Schools See Funding Increase This Year, But May Lose Next Year

Good news for Armstrong school officials! According to Representative Jeff Pyle, the State will increase funding by over three percent this school year.

 

School officials are wiping perspiration from their brows following the announcement that state funding will increase for this year.

There was an increase in funding for basic, early childhood, and special education.

Armstrong School District will receive $46,781,629 (3.1% increase); Apollo-Ridge $12,079,541 (2.1% increase); Freeport $11,243,830 (3.1% increase; and Leechburg (2.3% increase).

State Representative Jeff Pyle (R-60th District) pointed out in his recent newsletter that Governor Tom Wolf has proposed that all future basic education funding go through a formula which legislators voted into law in 2016. This formula could cut state funding to rural schools by more than 50%.

State Representative Jesse Topper (R-78th District) has been very vocal within the Republican leadership in opposing Governor Wolf’s plan.

“When we passed the new funding formula, it said that all the new dollars allocated to education would go through the new funding formula. But there would be a baseline that you could not go under that. That was done to provide security for many rural districts. If funding would go lower than that baseline, we would be talking about closing many rural schools. The Governor has proposed to eliminate that baseline and wants all the money would go through this new system.”
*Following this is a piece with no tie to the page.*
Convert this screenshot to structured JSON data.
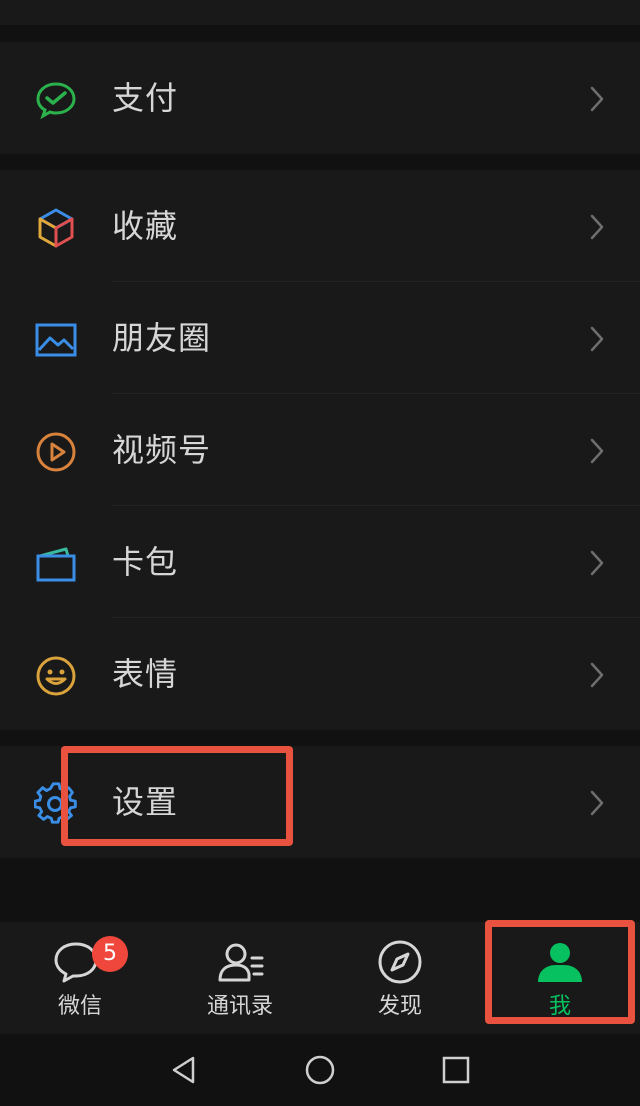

For Armstrong School District, it could mean a decrease in funding by as much as 11% in the future.  Topper said it would leave 362 school districts in 44 counties with less funding.

“That’s about $2 billion. For many of these small rural school districts, the tax base isn’t there. You could raise taxes to the maximum allowed by law and still not cover the losses. Schools at the minimum would have staffing cuts, and at the most could go bankrupt.”
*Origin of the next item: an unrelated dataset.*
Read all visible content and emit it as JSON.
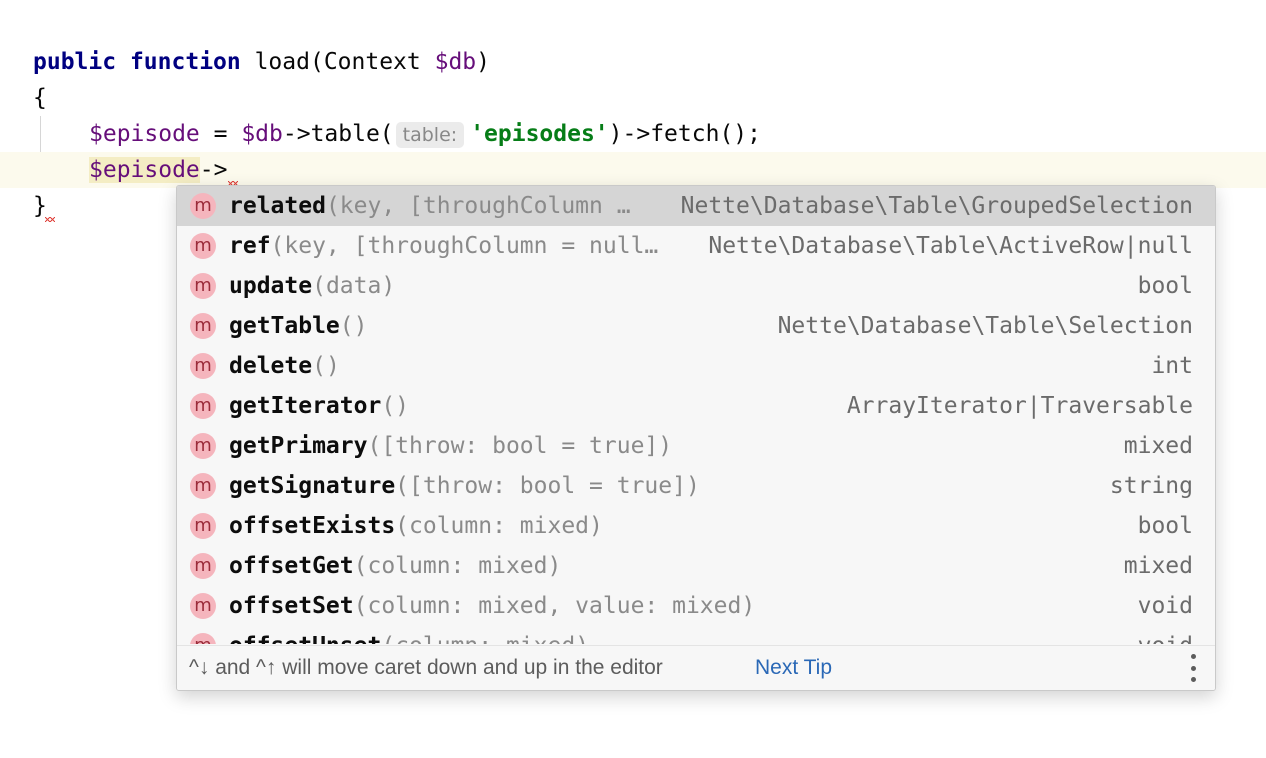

The larger populated school districts will benefit. Philadelphia schools would receive an additional $339 million annually if all the basic education money would go through the formula. Meanwhile, Pittsburgh could lose over $70 million.

“You really have to look at who is pushing for this,” Topper said. “The funding formula makes sense moving forward because some of the areas of the state are growing while others are not. However, the idea of making this retroactive would be disastrous. And to try to implement that immediately, I don’t see how you could reasonably do it and not have schools in Armstrong and this part of the state actually close.”